> _AIM OF THE TASK_
The data must be written out once more, precisely as given.

> _EXTRACTED DATA_
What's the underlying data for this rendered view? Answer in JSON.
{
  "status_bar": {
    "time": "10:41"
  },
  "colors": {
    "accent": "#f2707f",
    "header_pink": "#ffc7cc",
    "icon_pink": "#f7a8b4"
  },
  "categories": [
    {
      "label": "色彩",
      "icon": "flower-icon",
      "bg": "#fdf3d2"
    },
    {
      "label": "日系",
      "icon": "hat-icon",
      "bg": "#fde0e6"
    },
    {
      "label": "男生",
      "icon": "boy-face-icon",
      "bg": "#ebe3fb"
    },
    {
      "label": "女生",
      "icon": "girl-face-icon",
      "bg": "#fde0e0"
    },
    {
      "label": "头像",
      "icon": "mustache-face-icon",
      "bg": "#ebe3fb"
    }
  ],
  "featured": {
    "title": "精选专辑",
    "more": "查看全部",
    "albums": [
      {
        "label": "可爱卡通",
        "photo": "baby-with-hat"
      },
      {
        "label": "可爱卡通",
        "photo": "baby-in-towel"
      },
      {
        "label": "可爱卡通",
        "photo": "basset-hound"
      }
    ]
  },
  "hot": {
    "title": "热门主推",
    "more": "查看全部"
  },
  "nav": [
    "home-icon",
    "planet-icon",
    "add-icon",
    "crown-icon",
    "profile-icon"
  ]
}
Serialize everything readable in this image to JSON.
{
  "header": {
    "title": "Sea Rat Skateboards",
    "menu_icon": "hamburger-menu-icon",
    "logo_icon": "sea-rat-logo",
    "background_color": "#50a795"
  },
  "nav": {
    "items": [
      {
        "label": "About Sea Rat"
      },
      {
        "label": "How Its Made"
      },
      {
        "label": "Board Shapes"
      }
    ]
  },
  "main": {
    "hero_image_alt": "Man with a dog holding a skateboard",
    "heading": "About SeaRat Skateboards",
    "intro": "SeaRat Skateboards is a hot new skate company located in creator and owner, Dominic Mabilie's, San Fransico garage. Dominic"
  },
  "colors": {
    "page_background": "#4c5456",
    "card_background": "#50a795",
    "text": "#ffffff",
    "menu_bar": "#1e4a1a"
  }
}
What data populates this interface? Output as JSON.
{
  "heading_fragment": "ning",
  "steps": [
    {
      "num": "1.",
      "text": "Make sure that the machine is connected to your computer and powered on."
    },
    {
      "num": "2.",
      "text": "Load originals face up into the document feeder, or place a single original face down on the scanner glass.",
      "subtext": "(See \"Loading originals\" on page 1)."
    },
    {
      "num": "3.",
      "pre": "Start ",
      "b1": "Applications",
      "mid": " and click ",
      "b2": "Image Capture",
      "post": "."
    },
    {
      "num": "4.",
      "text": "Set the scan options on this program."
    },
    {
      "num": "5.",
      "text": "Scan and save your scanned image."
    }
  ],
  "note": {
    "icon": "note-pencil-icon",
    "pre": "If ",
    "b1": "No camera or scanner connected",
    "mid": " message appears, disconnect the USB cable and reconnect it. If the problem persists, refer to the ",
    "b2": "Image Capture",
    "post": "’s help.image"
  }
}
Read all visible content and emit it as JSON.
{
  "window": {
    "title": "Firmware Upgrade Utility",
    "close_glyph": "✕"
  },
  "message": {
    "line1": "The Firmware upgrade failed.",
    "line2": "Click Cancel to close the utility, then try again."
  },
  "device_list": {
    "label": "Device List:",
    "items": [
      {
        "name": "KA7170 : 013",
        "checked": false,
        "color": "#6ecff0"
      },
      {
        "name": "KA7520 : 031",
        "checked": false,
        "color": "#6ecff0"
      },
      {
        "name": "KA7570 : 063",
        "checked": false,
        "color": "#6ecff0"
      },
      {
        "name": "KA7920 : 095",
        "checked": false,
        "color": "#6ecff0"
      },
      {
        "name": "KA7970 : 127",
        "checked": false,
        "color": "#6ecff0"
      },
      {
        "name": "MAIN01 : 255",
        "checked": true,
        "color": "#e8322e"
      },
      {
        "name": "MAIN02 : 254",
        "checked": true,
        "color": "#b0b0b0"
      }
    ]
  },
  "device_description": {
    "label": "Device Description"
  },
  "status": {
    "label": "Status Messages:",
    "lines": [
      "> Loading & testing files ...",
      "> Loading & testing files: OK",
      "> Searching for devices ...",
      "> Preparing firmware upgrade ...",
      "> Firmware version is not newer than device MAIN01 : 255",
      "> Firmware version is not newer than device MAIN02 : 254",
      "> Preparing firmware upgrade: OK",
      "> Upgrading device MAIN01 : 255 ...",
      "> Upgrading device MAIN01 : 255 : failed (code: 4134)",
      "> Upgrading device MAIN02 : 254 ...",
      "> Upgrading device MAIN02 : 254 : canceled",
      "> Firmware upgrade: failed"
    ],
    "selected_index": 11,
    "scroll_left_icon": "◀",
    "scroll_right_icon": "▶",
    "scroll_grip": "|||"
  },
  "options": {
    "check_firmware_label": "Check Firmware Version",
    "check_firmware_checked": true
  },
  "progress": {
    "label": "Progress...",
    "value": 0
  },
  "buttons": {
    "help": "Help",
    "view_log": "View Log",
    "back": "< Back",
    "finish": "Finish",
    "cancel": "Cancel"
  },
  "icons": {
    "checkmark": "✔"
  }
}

> _ANSWER BOX_
What's the underlying data for this rendered view? Answer in JSON.
{
  "status_bar": {
    "time": "10:41"
  },
  "colors": {
    "accent": "#f2707f",
    "header_pink": "#ffc7cc",
    "icon_pink": "#f7a8b4"
  },
  "categories": [
    {
      "label": "色彩",
      "icon": "flower-icon",
      "bg": "#fdf3d2"
    },
    {
      "label": "日系",
      "icon": "hat-icon",
      "bg": "#fde0e6"
    },
    {
      "label": "男生",
      "icon": "boy-face-icon",
      "bg": "#ebe3fb"
    },
    {
      "label": "女生",
      "icon": "girl-face-icon",
      "bg": "#fde0e0"
    },
    {
      "label": "头像",
      "icon": "mustache-face-icon",
      "bg": "#ebe3fb"
    }
  ],
  "featured": {
    "title": "精选专辑",
    "more": "查看全部",
    "albums": [
      {
        "label": "可爱卡通",
        "photo": "baby-with-hat"
      },
      {
        "label": "可爱卡通",
        "photo": "baby-in-towel"
      },
      {
        "label": "可爱卡通",
        "photo": "basset-hound"
      }
    ]
  },
  "hot": {
    "title": "热门主推",
    "more": "查看全部"
  },
  "nav": [
    "home-icon",
    "planet-icon",
    "add-icon",
    "crown-icon",
    "profile-icon"
  ]
}
Serialize everything readable in this image to JSON.
{
  "header": {
    "title": "Sea Rat Skateboards",
    "menu_icon": "hamburger-menu-icon",
    "logo_icon": "sea-rat-logo",
    "background_color": "#50a795"
  },
  "nav": {
    "items": [
      {
        "label": "About Sea Rat"
      },
      {
        "label": "How Its Made"
      },
      {
        "label": "Board Shapes"
      }
    ]
  },
  "main": {
    "hero_image_alt": "Man with a dog holding a skateboard",
    "heading": "About SeaRat Skateboards",
    "intro": "SeaRat Skateboards is a hot new skate company located in creator and owner, Dominic Mabilie's, San Fransico garage. Dominic"
  },
  "colors": {
    "page_background": "#4c5456",
    "card_background": "#50a795",
    "text": "#ffffff",
    "menu_bar": "#1e4a1a"
  }
}
What data populates this interface? Output as JSON.
{
  "heading_fragment": "ning",
  "steps": [
    {
      "num": "1.",
      "text": "Make sure that the machine is connected to your computer and powered on."
    },
    {
      "num": "2.",
      "text": "Load originals face up into the document feeder, or place a single original face down on the scanner glass.",
      "subtext": "(See \"Loading originals\" on page 1)."
    },
    {
      "num": "3.",
      "pre": "Start ",
      "b1": "Applications",
      "mid": " and click ",
      "b2": "Image Capture",
      "post": "."
    },
    {
      "num": "4.",
      "text": "Set the scan options on this program."
    },
    {
      "num": "5.",
      "text": "Scan and save your scanned image."
    }
  ],
  "note": {
    "icon": "note-pencil-icon",
    "pre": "If ",
    "b1": "No camera or scanner connected",
    "mid": " message appears, disconnect the USB cable and reconnect it. If the problem persists, refer to the ",
    "b2": "Image Capture",
    "post": "’s help.image"
  }
}
Read all visible content and emit it as JSON.
{
  "window": {
    "title": "Firmware Upgrade Utility",
    "close_glyph": "✕"
  },
  "message": {
    "line1": "The Firmware upgrade failed.",
    "line2": "Click Cancel to close the utility, then try again."
  },
  "device_list": {
    "label": "Device List:",
    "items": [
      {
        "name": "KA7170 : 013",
        "checked": false,
        "color": "#6ecff0"
      },
      {
        "name": "KA7520 : 031",
        "checked": false,
        "color": "#6ecff0"
      },
      {
        "name": "KA7570 : 063",
        "checked": false,
        "color": "#6ecff0"
      },
      {
        "name": "KA7920 : 095",
        "checked": false,
        "color": "#6ecff0"
      },
      {
        "name": "KA7970 : 127",
        "checked": false,
        "color": "#6ecff0"
      },
      {
        "name": "MAIN01 : 255",
        "checked": true,
        "color": "#e8322e"
      },
      {
        "name": "MAIN02 : 254",
        "checked": true,
        "color": "#b0b0b0"
      }
    ]
  },
  "device_description": {
    "label": "Device Description"
  },
  "status": {
    "label": "Status Messages:",
    "lines": [
      "> Loading & testing files ...",
      "> Loading & testing files: OK",
      "> Searching for devices ...",
      "> Preparing firmware upgrade ...",
      "> Firmware version is not newer than device MAIN01 : 255",
      "> Firmware version is not newer than device MAIN02 : 254",
      "> Preparing firmware upgrade: OK",
      "> Upgrading device MAIN01 : 255 ...",
      "> Upgrading device MAIN01 : 255 : failed (code: 4134)",
      "> Upgrading device MAIN02 : 254 ...",
      "> Upgrading device MAIN02 : 254 : canceled",
      "> Firmware upgrade: failed"
    ],
    "selected_index": 11,
    "scroll_left_icon": "◀",
    "scroll_right_icon": "▶",
    "scroll_grip": "|||"
  },
  "options": {
    "check_firmware_label": "Check Firmware Version",
    "check_firmware_checked": true
  },
  "progress": {
    "label": "Progress...",
    "value": 0
  },
  "buttons": {
    "help": "Help",
    "view_log": "View Log",
    "back": "< Back",
    "finish": "Finish",
    "cancel": "Cancel"
  },
  "icons": {
    "checkmark": "✔"
  }
}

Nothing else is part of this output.